Records drawn from a dataset:
BEGIN
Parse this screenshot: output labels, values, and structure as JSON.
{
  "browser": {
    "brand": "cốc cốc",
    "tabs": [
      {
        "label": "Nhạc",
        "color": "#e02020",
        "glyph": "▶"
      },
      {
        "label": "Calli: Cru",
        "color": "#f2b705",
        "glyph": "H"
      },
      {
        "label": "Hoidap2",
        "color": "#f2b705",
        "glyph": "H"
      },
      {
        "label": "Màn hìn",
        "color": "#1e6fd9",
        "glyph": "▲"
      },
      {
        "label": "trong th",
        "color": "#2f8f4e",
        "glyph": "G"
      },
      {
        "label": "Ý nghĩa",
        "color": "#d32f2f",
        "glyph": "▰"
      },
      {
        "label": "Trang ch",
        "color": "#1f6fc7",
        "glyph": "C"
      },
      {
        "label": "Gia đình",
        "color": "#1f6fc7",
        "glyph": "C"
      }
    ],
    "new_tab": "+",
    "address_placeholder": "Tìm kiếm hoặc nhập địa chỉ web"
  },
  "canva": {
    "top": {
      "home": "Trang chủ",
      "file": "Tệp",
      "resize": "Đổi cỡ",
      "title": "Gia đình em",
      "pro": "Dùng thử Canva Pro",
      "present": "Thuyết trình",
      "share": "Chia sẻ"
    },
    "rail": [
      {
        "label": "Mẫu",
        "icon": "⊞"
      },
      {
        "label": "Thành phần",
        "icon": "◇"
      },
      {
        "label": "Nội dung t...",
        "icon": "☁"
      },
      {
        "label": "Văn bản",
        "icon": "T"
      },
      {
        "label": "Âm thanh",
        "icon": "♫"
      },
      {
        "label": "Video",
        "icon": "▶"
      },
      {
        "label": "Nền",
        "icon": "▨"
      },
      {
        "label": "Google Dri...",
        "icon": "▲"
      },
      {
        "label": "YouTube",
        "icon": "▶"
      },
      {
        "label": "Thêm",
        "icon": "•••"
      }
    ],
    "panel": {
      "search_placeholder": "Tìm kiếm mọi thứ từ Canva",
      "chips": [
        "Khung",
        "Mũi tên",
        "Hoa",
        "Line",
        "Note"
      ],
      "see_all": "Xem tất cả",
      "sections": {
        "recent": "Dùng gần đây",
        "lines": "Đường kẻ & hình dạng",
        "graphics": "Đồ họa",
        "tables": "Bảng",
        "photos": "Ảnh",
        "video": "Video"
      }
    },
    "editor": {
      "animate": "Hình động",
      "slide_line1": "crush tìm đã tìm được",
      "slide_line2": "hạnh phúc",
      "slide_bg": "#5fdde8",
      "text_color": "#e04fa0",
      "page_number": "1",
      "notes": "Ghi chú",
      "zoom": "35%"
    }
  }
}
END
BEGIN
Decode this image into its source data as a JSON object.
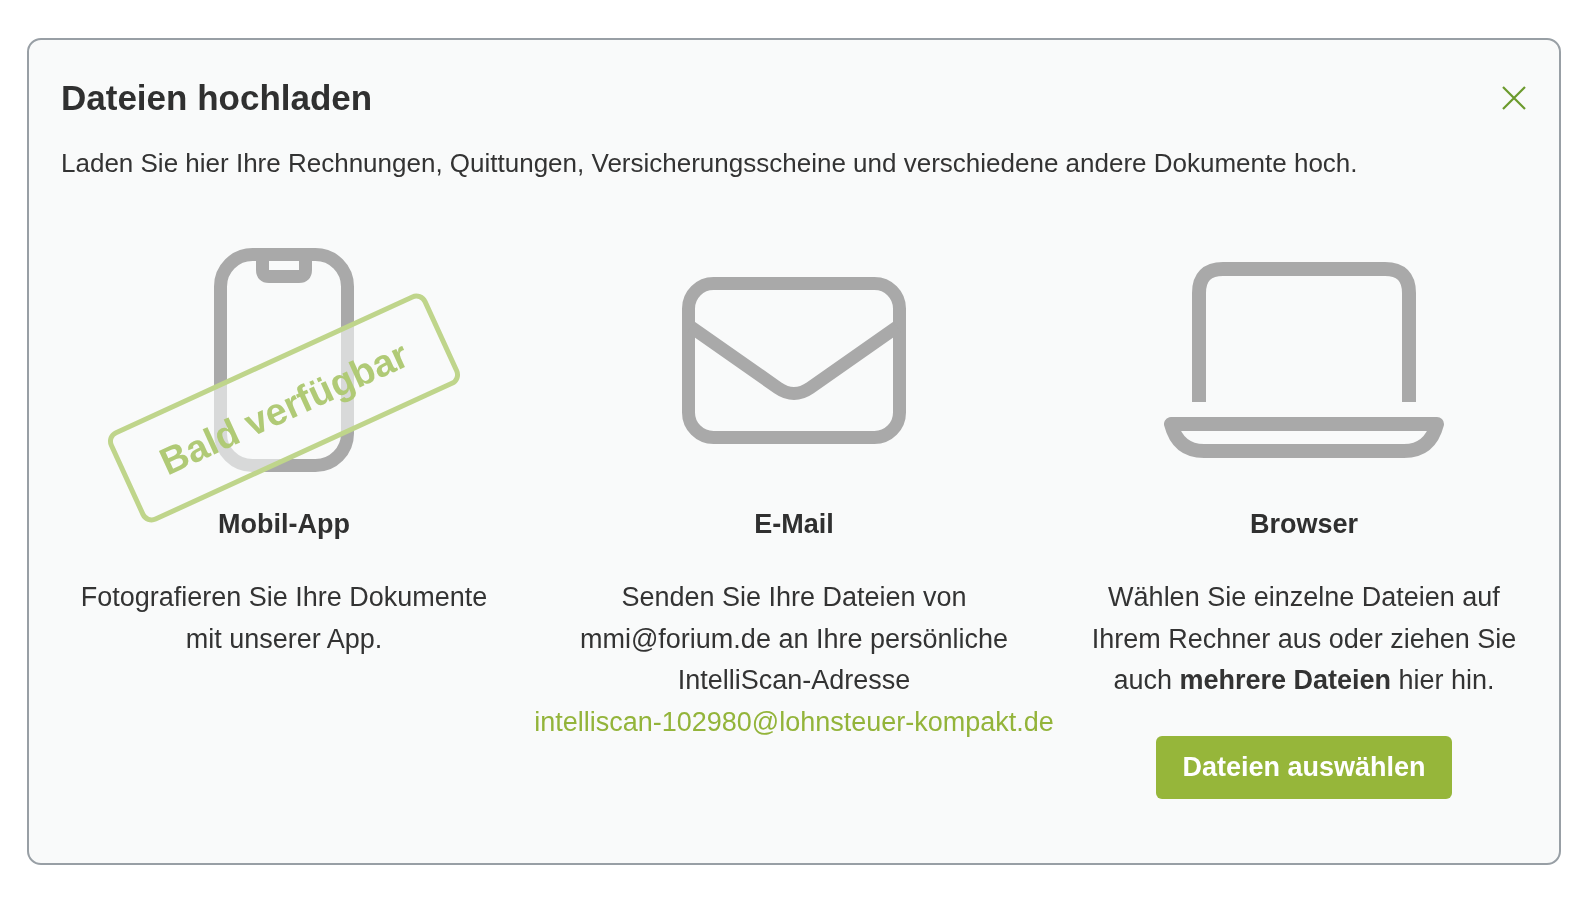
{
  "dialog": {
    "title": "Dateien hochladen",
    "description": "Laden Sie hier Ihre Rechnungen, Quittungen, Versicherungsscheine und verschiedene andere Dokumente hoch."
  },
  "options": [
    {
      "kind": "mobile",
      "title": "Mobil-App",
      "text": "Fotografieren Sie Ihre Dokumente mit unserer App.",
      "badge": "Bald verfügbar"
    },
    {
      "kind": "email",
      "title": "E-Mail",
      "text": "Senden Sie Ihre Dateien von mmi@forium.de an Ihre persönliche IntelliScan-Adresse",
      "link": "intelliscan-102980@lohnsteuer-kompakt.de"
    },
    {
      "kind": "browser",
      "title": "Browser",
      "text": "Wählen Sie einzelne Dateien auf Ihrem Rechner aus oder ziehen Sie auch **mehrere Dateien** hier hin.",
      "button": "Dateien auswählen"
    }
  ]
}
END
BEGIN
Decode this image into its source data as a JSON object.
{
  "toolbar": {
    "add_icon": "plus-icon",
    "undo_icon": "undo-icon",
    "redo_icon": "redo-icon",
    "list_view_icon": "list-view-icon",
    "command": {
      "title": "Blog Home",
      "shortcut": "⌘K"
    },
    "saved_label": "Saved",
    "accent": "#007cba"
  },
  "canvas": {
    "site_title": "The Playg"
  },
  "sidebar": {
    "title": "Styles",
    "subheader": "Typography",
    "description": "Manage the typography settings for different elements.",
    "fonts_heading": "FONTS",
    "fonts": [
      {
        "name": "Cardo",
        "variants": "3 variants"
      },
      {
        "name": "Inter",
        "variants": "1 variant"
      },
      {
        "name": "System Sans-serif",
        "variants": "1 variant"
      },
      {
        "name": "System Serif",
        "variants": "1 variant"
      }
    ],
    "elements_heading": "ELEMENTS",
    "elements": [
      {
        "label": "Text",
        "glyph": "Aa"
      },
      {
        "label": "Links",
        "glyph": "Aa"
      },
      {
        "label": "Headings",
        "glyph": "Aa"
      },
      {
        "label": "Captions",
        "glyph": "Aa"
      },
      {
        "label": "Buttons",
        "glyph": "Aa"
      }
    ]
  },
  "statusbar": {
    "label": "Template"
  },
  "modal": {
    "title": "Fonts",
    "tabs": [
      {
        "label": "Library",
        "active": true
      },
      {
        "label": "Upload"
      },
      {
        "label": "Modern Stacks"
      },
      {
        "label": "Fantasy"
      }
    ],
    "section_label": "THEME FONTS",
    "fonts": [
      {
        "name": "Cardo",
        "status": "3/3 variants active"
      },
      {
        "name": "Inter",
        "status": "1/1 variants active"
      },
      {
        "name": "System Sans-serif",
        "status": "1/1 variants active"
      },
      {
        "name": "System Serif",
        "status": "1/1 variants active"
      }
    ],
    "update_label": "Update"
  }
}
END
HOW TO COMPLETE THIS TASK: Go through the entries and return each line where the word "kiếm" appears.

TASK RESPONSE:
    "address_placeholder": "Tìm kiếm hoặc nhập địa chỉ web"
      "search_placeholder": "Tìm kiếm mọi thứ từ Canva",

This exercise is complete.